Winner of the Felix Pollak Prize in Poetry, selected by Carmen Giménez Smith
“I am so deeply moved by the subdued lyric force of this collection, if only subdued could capture the elegant control Nguyen exerts on his line. Sensuously constructed, in Come Clean he looks at the vast landscape of history through the desire for Marie Kondo’s order and a cure for imposter’s syndrome, in a book that’s as current as it is timeless.”
—Carmen Giménez Smith
Joshua Nguyen’s sharp, songlike, and often experimental collection compartmentalizes past trauma—sexual and generational—through the quotidian. Poems aim to confront the speaker’s past by physically, and mentally, cleaning up. Here, the Asian-American masculine interrogates the domestic space through the sensual and finds healing through family and in everyday rhythms: rinsing rice until the water runs clear, folding clean shirts, and attempts at re-creating an unwritten family recipe. Yet past wounds remain present like permanent marker under layers of paint or spilled fish sauce set into car upholstery. Infused with the Shinto-inspired organizing practices of KonMari and the catchy nihilism of Mitski’s songs, the poems in Come Clean unpack, organize, and tidy up life’s messy joys and hurtful chaos with intimacy, grace, and vulnerability.
American Lục Bát For My Mother
In American Lục Bát for My Mother, Joshua Nguyen reimagines the lục bát, a traditional Vietnamese form, to bridge past and present, east and west, tradition and innovation. The poems sizzle with garlic and fish sauce as the speaker tries (and fails) to recreate one of his mother’s recipes—but beneath these tender love letters from a son to his mother simmers a crackly interrogation of American imperialism, whiteness, assimilation, and survival.
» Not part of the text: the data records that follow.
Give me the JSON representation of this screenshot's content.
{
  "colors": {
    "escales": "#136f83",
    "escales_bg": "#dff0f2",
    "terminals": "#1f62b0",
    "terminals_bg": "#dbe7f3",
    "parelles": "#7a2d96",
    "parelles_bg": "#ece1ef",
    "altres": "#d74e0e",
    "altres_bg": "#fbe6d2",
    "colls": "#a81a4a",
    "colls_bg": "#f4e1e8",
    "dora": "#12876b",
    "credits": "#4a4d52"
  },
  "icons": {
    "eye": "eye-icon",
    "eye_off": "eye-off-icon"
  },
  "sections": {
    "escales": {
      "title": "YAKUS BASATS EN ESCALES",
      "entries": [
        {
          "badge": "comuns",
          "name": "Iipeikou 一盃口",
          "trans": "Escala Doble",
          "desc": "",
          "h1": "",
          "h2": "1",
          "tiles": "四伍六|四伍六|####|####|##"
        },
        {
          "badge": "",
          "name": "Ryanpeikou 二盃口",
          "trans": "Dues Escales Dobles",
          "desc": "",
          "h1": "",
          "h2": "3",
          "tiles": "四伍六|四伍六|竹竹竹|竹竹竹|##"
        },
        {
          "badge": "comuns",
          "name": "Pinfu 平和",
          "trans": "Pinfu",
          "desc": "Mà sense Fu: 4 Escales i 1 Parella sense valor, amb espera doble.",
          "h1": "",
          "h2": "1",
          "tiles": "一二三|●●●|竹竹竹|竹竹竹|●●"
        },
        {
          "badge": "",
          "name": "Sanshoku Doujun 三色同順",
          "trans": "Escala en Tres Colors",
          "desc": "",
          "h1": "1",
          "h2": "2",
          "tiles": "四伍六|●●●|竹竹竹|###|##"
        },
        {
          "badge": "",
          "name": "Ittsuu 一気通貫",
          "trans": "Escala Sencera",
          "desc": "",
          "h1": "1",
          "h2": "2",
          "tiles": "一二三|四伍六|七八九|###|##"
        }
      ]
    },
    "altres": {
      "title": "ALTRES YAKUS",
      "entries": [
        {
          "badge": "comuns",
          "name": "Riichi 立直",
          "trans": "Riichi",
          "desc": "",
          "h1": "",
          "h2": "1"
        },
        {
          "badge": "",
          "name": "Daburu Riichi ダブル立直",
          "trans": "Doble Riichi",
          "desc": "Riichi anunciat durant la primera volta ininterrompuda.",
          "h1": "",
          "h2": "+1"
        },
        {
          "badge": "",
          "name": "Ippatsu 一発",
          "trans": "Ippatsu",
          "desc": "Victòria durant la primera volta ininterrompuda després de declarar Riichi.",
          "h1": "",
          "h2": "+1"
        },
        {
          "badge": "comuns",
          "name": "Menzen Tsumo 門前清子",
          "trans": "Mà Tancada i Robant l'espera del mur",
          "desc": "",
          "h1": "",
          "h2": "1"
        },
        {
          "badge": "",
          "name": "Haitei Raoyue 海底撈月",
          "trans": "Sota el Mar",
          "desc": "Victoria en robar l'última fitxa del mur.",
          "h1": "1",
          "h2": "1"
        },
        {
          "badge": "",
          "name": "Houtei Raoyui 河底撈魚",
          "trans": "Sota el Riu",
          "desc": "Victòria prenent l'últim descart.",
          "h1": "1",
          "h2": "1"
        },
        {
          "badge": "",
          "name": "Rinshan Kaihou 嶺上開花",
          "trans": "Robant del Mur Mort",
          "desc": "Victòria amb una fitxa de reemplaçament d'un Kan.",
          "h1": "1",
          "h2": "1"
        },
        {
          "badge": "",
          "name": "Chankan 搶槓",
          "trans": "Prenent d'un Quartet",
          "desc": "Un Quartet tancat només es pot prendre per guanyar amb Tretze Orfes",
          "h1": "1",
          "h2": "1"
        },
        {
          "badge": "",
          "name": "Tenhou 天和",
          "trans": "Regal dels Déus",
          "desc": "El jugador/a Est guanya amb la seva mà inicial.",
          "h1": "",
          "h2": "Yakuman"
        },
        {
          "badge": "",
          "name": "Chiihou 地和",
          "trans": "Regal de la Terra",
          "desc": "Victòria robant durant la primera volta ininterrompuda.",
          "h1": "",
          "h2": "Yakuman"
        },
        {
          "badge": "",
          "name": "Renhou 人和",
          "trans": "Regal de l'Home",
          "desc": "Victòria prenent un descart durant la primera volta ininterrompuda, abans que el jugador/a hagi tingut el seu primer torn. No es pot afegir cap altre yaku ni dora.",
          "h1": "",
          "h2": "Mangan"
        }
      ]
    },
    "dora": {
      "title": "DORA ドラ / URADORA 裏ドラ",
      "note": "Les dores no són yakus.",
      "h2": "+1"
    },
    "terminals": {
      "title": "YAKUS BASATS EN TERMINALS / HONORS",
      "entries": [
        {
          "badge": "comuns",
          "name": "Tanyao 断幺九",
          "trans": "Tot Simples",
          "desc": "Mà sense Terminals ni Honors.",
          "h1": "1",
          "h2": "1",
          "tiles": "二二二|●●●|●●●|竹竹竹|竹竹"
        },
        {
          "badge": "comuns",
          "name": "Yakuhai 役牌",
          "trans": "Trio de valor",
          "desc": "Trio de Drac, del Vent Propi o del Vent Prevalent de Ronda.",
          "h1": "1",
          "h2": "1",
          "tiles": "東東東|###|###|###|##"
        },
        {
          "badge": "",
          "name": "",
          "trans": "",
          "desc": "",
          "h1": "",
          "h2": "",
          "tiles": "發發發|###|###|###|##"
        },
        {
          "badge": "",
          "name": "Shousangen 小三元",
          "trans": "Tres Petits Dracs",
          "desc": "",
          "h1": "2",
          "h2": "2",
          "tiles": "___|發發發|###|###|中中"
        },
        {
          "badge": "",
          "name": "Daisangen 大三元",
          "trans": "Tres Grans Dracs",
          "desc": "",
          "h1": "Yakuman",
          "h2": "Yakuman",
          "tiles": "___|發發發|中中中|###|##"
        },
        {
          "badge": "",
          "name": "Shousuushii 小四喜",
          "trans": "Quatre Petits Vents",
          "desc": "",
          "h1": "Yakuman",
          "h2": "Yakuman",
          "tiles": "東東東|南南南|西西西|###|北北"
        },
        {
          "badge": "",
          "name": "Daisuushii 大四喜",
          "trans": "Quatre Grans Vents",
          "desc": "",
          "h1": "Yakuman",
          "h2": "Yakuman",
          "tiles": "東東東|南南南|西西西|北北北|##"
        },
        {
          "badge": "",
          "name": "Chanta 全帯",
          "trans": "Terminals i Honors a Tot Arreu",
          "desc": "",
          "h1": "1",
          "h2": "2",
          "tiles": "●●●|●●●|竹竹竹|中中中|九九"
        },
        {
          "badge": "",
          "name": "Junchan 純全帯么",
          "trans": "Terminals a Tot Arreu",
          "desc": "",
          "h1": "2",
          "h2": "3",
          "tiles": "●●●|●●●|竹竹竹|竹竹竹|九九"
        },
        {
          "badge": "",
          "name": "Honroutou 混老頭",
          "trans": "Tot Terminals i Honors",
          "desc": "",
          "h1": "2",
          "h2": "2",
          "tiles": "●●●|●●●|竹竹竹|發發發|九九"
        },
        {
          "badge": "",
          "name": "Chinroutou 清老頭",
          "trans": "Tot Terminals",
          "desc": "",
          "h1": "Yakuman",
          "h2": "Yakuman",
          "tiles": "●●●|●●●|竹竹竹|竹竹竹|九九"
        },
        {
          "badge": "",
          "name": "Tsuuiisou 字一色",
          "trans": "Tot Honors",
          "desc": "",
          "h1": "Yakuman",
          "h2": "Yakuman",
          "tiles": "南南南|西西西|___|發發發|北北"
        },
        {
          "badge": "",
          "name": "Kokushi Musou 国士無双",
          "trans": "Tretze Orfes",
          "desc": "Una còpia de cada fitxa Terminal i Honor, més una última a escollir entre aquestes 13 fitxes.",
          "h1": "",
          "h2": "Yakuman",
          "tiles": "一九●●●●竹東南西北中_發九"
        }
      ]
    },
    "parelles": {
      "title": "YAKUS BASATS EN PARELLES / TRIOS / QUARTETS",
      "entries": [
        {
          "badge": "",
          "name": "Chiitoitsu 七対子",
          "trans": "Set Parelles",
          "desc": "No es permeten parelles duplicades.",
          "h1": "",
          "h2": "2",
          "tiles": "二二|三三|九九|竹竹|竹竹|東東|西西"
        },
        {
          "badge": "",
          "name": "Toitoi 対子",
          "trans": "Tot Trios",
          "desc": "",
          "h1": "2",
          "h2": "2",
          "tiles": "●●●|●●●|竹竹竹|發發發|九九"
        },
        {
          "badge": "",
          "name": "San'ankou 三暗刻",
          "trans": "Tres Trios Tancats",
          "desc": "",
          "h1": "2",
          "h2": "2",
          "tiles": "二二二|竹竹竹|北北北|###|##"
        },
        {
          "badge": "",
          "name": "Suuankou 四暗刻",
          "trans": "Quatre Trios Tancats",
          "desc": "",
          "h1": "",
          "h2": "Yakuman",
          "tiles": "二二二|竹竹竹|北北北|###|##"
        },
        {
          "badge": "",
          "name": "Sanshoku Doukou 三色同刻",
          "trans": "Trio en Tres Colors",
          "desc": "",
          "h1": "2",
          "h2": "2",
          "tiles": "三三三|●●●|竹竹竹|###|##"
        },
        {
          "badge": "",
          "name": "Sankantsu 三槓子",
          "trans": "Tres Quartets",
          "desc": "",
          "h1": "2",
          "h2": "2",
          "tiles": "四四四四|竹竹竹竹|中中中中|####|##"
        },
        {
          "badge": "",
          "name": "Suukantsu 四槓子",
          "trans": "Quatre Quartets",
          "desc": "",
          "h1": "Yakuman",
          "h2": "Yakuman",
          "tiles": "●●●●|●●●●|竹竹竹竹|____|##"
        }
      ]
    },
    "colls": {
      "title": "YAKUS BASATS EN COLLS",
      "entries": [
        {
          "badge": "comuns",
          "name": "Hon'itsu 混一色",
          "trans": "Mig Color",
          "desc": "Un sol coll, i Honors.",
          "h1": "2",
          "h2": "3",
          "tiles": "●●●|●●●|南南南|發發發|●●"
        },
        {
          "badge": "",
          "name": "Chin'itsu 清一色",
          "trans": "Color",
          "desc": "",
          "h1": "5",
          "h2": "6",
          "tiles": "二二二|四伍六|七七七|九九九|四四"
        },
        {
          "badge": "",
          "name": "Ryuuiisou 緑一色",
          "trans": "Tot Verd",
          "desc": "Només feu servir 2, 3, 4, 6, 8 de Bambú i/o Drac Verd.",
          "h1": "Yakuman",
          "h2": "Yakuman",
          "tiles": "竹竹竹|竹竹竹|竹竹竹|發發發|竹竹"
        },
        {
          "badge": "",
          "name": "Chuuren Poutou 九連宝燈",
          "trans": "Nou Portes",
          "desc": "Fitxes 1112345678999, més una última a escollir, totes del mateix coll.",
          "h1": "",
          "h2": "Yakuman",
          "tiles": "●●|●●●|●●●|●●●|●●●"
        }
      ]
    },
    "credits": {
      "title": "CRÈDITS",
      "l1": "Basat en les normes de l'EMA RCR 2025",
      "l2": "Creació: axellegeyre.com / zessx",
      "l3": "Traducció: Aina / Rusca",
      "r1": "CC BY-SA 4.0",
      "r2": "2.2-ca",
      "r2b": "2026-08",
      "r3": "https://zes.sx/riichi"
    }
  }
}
How can we honor and preserve the histories, languages, songs, and recipes that are carried across borders and filtered through generations, while still holding space for expansion and connection, gratitude and honesty, salt and sugar?